Alas, when the technology and in-home care are no longer enough to ensure your parent’s health and health, it’s time to consider putting them in a facility. Of course, you have got the room and the time; you may move them in with anyone and try the engineering and/or in-home care right now so that when the companion staff member goes home, you control looking after them. This would be a form of an ‘in-between’ step ahead of sending them to an ability. But most of us have many of our responsibilities and wouldn’t be capable of doing this. I’m not condemning anyone for this; it’s merely a fact of life (plus, who am I to judge? ).
When it’s time to shop around for good Assisted Living Ability (ALF), you should consider many things. And while I am not necessarily going to list them all right here, I do want to stress a few points to consider:

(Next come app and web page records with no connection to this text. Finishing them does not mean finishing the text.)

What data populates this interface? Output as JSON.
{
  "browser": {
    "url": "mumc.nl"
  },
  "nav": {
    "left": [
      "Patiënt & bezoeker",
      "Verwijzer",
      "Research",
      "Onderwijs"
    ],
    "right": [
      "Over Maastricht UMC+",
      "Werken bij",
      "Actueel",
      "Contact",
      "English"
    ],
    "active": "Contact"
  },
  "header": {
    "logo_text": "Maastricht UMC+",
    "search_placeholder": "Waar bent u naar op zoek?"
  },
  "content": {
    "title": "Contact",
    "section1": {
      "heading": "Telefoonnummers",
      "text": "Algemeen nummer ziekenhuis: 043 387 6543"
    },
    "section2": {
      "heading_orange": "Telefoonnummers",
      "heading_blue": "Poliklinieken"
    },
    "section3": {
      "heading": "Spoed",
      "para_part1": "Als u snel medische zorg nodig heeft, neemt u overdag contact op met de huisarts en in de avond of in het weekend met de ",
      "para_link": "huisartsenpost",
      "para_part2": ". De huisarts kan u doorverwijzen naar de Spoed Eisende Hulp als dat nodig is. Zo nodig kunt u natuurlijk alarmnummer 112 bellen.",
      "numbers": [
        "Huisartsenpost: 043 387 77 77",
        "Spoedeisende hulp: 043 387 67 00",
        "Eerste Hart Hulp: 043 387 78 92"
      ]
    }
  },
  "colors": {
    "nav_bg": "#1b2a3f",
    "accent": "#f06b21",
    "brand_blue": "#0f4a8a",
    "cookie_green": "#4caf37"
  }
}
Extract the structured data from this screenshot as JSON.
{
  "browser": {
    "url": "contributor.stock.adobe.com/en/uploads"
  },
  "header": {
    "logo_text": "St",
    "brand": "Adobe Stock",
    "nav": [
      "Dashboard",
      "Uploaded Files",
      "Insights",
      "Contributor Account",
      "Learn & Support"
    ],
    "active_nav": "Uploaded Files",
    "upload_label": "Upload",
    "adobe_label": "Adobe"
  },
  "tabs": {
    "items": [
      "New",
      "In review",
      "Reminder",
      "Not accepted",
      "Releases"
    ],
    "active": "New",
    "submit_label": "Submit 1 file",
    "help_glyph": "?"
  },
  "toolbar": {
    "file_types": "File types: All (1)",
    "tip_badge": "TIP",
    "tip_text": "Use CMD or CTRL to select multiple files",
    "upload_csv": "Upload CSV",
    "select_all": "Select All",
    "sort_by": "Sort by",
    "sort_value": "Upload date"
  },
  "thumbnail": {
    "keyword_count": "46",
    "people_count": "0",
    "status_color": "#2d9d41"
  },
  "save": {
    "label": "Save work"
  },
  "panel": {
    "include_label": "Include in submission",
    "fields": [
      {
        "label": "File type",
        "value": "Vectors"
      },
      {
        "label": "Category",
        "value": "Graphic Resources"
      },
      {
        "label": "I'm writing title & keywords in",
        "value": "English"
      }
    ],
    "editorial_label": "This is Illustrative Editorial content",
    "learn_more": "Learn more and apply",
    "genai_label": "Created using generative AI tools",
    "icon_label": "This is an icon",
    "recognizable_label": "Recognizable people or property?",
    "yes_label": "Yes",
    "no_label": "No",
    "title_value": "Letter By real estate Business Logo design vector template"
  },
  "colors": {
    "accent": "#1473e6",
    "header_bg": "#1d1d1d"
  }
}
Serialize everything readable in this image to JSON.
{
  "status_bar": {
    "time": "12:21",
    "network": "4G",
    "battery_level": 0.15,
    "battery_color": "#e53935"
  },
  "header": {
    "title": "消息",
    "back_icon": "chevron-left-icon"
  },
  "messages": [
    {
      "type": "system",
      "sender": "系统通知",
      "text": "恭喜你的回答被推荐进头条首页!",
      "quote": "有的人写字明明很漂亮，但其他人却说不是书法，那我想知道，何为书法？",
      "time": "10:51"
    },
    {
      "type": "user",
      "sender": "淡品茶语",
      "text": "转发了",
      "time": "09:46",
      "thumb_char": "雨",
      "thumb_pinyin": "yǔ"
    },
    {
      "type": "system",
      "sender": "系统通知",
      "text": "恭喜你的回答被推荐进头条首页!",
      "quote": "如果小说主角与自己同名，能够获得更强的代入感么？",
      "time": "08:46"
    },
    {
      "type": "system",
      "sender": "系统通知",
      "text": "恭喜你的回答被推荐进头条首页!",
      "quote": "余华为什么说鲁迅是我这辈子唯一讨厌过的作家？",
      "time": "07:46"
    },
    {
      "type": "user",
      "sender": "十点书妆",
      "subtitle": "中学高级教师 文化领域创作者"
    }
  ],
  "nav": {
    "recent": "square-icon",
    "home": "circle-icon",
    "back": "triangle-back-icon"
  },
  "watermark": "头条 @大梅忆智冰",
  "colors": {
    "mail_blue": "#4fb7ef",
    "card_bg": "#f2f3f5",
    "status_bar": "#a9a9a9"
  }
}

1 . Try to choose a centrally located place for visitors to stop by. If you are the just family Mom has, you may want to choose a facility near your house so you can easily and frequently check out. One of the biggest fears that elderly people have about ALFs is that they will be placed there, after which they are forgotten.
2 . Visit several places, narrow the options to 3 or 4, and then check them out again unannounced. You will see a much more accurate representation of the facility when you are not on the ‘guided tour.’
3. Request many questions to the staff you see and any inhabitants that seem willing to speak.
Before starting to visit any services, do some research on the internet. I suggest you search for “choosing an Aided Living Facility.” The results you receive will give you a lot of information on what to expect, what questions to ask, and so on. If you know what facilities have been in your area, most of them have their websites, so you can see beforehand what kind of services they offer, and also choose which ones to visit based on your parent’s needs.
While trying to decide on the top course of action, just remember to keep another thing in mind: Your Parents did everything they could to provide the best lifestyle for you, and now it’s the perfect time to return the favor. Let’s do everything we can to hold them safe and secure in the home they can know and love, provided possible.
Mark Bechtel was originally trained as an Electronic digital Warfare Technician in the US Fast and has worked in the non-public Electronics Industry since 1983. He has dedicated his lifestyle to providing systems that help people, installing and preserving Fire- and Security-Alarm methods, along with many different PERS Methods. He is now the Director of Technical Services intended for TSI Distribution, the country-wide distributor of the QuietCare Program, which provides automatic monitoring of the Activities of Daily Living associated with Seniors to help keep them within their homes, and independent for a long time. They also offer monitored, and non-monitored PERS Systems, as well as Mark’s job is to ensure all systems are installed correctly through training, account setup, and maintenance.